### PROBLEM:
Reproduce the whole listing, keeping each word unchanged.

### PROVIDED ENTRIES:
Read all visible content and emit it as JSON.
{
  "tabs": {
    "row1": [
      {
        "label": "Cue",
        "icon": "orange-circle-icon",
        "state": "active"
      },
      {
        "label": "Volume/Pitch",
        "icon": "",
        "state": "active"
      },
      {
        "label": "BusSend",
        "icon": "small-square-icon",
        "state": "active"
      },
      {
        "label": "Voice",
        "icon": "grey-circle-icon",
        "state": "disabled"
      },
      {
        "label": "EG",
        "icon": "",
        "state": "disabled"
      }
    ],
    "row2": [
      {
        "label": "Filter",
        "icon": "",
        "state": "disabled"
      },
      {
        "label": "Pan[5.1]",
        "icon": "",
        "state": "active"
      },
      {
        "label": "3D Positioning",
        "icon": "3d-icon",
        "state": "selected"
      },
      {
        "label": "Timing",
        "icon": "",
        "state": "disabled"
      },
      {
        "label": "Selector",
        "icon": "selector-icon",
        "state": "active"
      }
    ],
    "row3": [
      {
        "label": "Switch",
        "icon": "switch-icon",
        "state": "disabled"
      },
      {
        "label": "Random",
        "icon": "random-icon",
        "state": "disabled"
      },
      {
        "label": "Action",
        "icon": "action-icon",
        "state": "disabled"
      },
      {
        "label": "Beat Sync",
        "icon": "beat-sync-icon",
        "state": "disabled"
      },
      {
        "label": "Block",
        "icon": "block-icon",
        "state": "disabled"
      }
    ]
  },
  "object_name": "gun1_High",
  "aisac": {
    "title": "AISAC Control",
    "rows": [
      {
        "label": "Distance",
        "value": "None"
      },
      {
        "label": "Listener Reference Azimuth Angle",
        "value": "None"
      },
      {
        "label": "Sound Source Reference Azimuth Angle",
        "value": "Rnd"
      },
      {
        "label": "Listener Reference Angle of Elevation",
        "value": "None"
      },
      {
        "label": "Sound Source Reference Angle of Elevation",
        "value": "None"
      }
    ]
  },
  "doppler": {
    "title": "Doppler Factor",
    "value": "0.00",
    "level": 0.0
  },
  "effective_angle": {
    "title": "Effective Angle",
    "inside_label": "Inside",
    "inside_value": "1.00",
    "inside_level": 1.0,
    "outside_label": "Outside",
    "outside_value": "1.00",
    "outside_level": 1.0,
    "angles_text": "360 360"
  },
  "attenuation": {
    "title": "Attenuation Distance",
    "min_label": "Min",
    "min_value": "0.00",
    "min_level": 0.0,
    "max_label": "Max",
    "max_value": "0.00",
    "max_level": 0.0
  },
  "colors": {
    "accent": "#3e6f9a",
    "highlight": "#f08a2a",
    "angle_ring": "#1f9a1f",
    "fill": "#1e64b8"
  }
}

### RESPONSE TO THE EXERCISE:
Read all visible content and emit it as JSON.
{
  "tabs": {
    "row1": [
      {
        "label": "Cue",
        "icon": "orange-circle-icon",
        "state": "active"
      },
      {
        "label": "Volume/Pitch",
        "icon": "",
        "state": "active"
      },
      {
        "label": "BusSend",
        "icon": "small-square-icon",
        "state": "active"
      },
      {
        "label": "Voice",
        "icon": "grey-circle-icon",
        "state": "disabled"
      },
      {
        "label": "EG",
        "icon": "",
        "state": "disabled"
      }
    ],
    "row2": [
      {
        "label": "Filter",
        "icon": "",
        "state": "disabled"
      },
      {
        "label": "Pan[5.1]",
        "icon": "",
        "state": "active"
      },
      {
        "label": "3D Positioning",
        "icon": "3d-icon",
        "state": "selected"
      },
      {
        "label": "Timing",
        "icon": "",
        "state": "disabled"
      },
      {
        "label": "Selector",
        "icon": "selector-icon",
        "state": "active"
      }
    ],
    "row3": [
      {
        "label": "Switch",
        "icon": "switch-icon",
        "state": "disabled"
      },
      {
        "label": "Random",
        "icon": "random-icon",
        "state": "disabled"
      },
      {
        "label": "Action",
        "icon": "action-icon",
        "state": "disabled"
      },
      {
        "label": "Beat Sync",
        "icon": "beat-sync-icon",
        "state": "disabled"
      },
      {
        "label": "Block",
        "icon": "block-icon",
        "state": "disabled"
      }
    ]
  },
  "object_name": "gun1_High",
  "aisac": {
    "title": "AISAC Control",
    "rows": [
      {
        "label": "Distance",
        "value": "None"
      },
      {
        "label": "Listener Reference Azimuth Angle",
        "value": "None"
      },
      {
        "label": "Sound Source Reference Azimuth Angle",
        "value": "Rnd"
      },
      {
        "label": "Listener Reference Angle of Elevation",
        "value": "None"
      },
      {
        "label": "Sound Source Reference Angle of Elevation",
        "value": "None"
      }
    ]
  },
  "doppler": {
    "title": "Doppler Factor",
    "value": "0.00",
    "level": 0.0
  },
  "effective_angle": {
    "title": "Effective Angle",
    "inside_label": "Inside",
    "inside_value": "1.00",
    "inside_level": 1.0,
    "outside_label": "Outside",
    "outside_value": "1.00",
    "outside_level": 1.0,
    "angles_text": "360 360"
  },
  "attenuation": {
    "title": "Attenuation Distance",
    "min_label": "Min",
    "min_value": "0.00",
    "min_level": 0.0,
    "max_label": "Max",
    "max_value": "0.00",
    "max_level": 0.0
  },
  "colors": {
    "accent": "#3e6f9a",
    "highlight": "#f08a2a",
    "angle_ring": "#1f9a1f",
    "fill": "#1e64b8"
  }
}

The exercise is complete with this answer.